They’re inside your MIND
g asked me a very good question about POV, and my comment reply was insanely long, so it’s been broken into a post.
For whatever reason I HATE to write in third person. First person feels much more personal and real to me. I tend to believe and feel it more in first. But then why is third so popular among agents? I’ve had several agents suggest that my work in first person is too limited? I don’t agree I think a fairy doing all the talking for once is refreshing and new. I love fairies but all the stories I read are either about how fairies live or some human who happened to meet a fairy and is recalling. What do you think?

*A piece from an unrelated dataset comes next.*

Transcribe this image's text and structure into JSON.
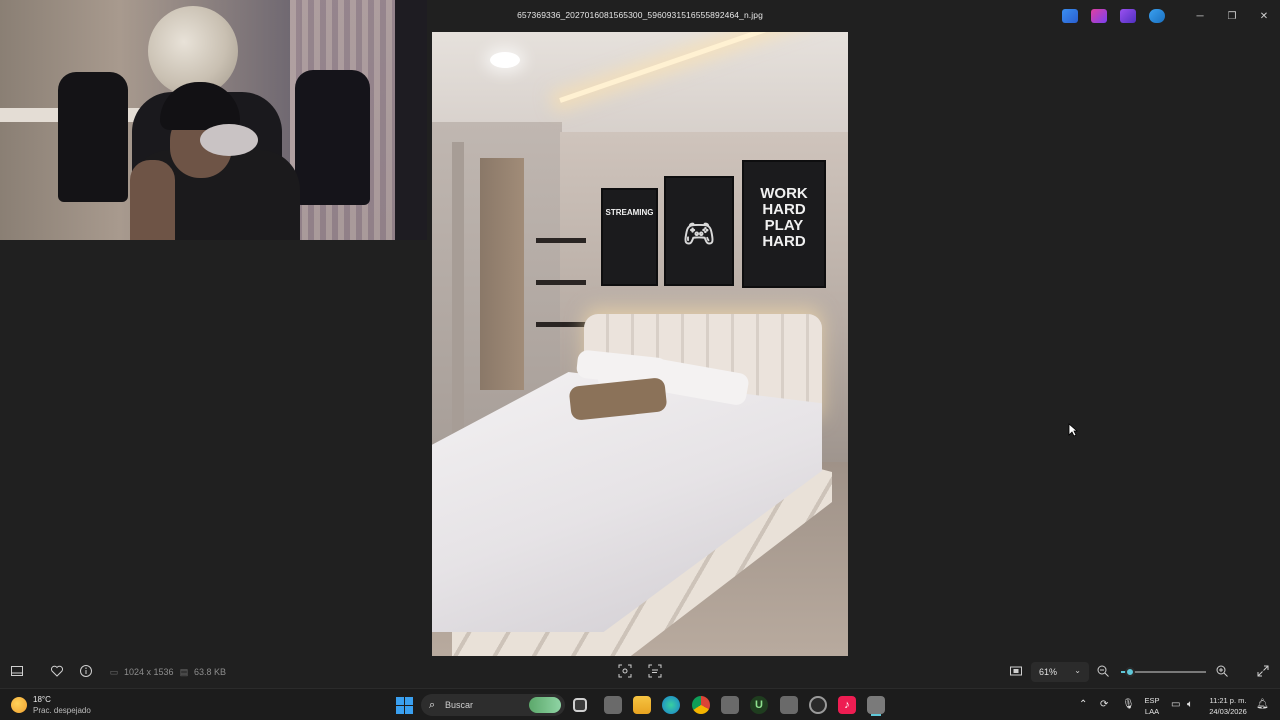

I think that both have equal merit and that some stories could only be told in first and some only in third. An individual author may have strengths in one or the other, but a nimble one will be able to do at least journeyman work in both. My finished novel could not have been written in third person–it was a noir detective story and required an immersed, personal narrator inside who’s head we could reside. BLACK ARTS cannot be written in first, at least without becoming a very different book. It deals with two protagonists who have equal page time and switches limited third view between the two. Plus, both are unreliable narrators in certain areas, so for the sake of the story being told the head-hop aids the narrative.

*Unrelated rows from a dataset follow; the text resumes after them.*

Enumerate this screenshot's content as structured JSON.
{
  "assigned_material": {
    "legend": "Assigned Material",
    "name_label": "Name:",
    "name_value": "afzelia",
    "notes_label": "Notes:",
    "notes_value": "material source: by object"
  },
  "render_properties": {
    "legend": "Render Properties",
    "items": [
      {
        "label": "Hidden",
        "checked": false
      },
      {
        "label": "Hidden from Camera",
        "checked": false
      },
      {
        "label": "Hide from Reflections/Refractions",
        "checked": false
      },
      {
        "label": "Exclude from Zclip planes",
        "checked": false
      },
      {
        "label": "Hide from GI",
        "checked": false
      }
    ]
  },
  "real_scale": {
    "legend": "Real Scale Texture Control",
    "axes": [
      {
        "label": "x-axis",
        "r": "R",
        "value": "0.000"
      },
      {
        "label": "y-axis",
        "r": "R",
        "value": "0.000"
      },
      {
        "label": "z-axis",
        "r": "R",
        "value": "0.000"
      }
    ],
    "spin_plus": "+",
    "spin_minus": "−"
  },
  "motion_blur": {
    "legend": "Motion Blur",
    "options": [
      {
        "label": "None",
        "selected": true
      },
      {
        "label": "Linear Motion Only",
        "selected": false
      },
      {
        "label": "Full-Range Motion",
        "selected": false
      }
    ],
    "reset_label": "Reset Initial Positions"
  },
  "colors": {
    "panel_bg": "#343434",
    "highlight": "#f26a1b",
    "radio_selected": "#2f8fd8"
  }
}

Some people, not just agents, have a bias that first-person is easier to write and therefore requires less skill. They’re right in the sense that first person is easier to write, at the basic level–no worry of show vs. tell, no need to artfully find a way to describe what a character is thinking, no worry about integrating phsyical descriptions into the text…if we can read a character’s thoughts we just follow their stream-of-consciousness chatter. They’re wrong that it’s easy to write, as a point of view. First person is exponentially harder to do well because of all the shortcuts I just listed. In a story where you can read someone’s mind, avoiding the text becoming one massive tell is hugely hard. The first draft of NIGHT LIFE involved many pages of block paragraphs of exposition, Luna’s thoughts, tell tell tell. It was bad. Writing artful prose with a first person pov is not easy. Third limited has many more rules and if you can’t follow them it’s apparent immediately, and your prose sucks. It’s even more obvious with third omniscient.

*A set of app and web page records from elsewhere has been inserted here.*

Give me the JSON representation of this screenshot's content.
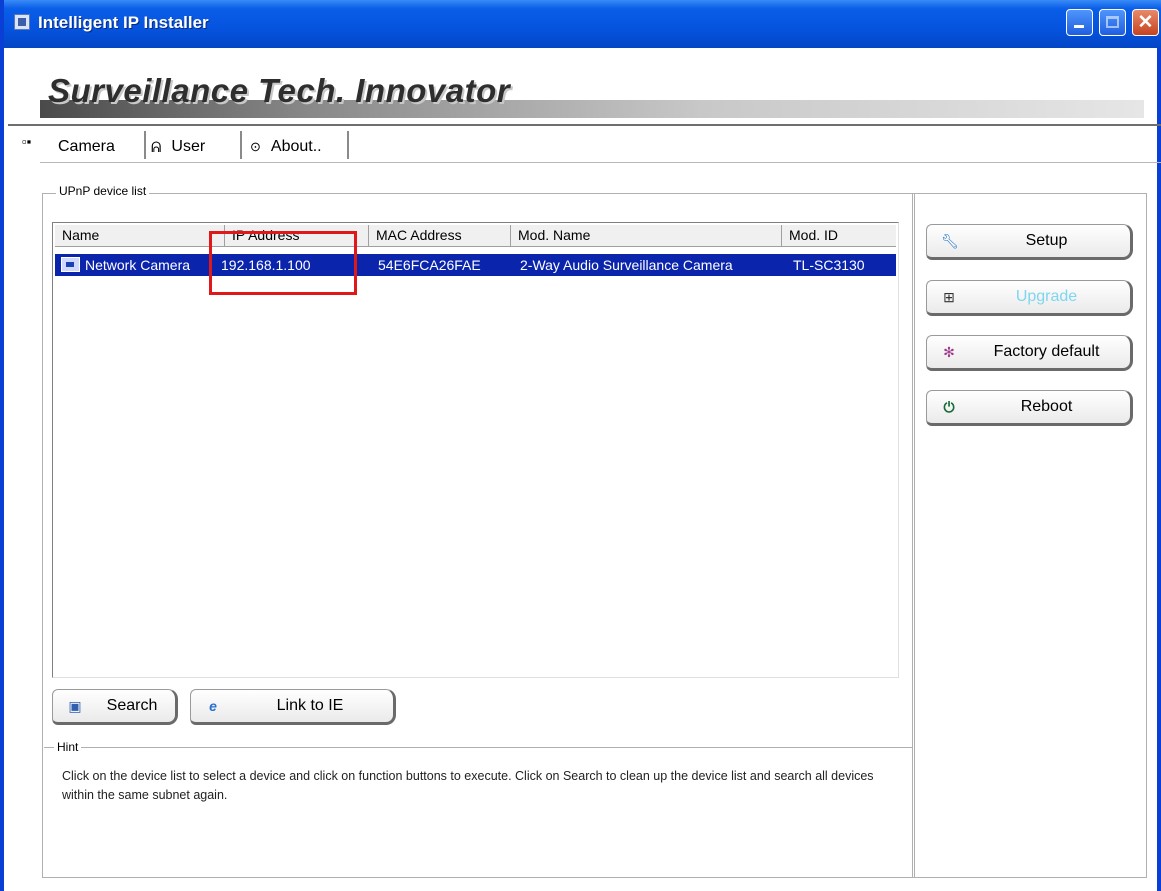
{
  "window": {
    "title": "Intelligent IP Installer",
    "minimize_symbol": "_",
    "maximize_symbol": "□",
    "close_symbol": "X"
  },
  "branding": {
    "slogan": "Surveillance Tech. Innovator"
  },
  "tabs": [
    {
      "label": "Camera",
      "icon": "camera-icon",
      "active": true
    },
    {
      "label": "User",
      "icon": "user-icon",
      "active": false
    },
    {
      "label": "About..",
      "icon": "info-icon",
      "active": false
    }
  ],
  "device_list": {
    "group_title": "UPnP device list",
    "columns": [
      "Name",
      "IP Address",
      "MAC Address",
      "Mod. Name",
      "Mod. ID"
    ],
    "rows": [
      {
        "name": "Network Camera",
        "ip": "192.168.1.100",
        "mac": "54E6FCA26FAE",
        "model_name": "2-Way Audio Surveillance Camera",
        "model_id": "TL-SC3130",
        "selected": true
      }
    ]
  },
  "list_buttons": {
    "search": "Search",
    "link_ie": "Link to IE"
  },
  "function_buttons": {
    "setup": "Setup",
    "upgrade": "Upgrade",
    "factory_default": "Factory default",
    "reboot": "Reboot"
  },
  "hint": {
    "title": "Hint",
    "text": "Click on the device list to select a device and click on function buttons to execute. Click on Search to clean up the device list and search all devices  within the same subnet again."
  },
  "colors": {
    "titlebar": "#0553de",
    "selection": "#0a24ac",
    "highlight_box": "#e01818",
    "disabled_text": "#7fd6f0"
  }
}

Don’t worry about this…I don’t. The story will speak up about how it wants to be told–wisecracking first versus lush third, head-hopping omniscient versus super-mind-reading-author-powers close. Let the story talk, and usually you won’t be steered wrong.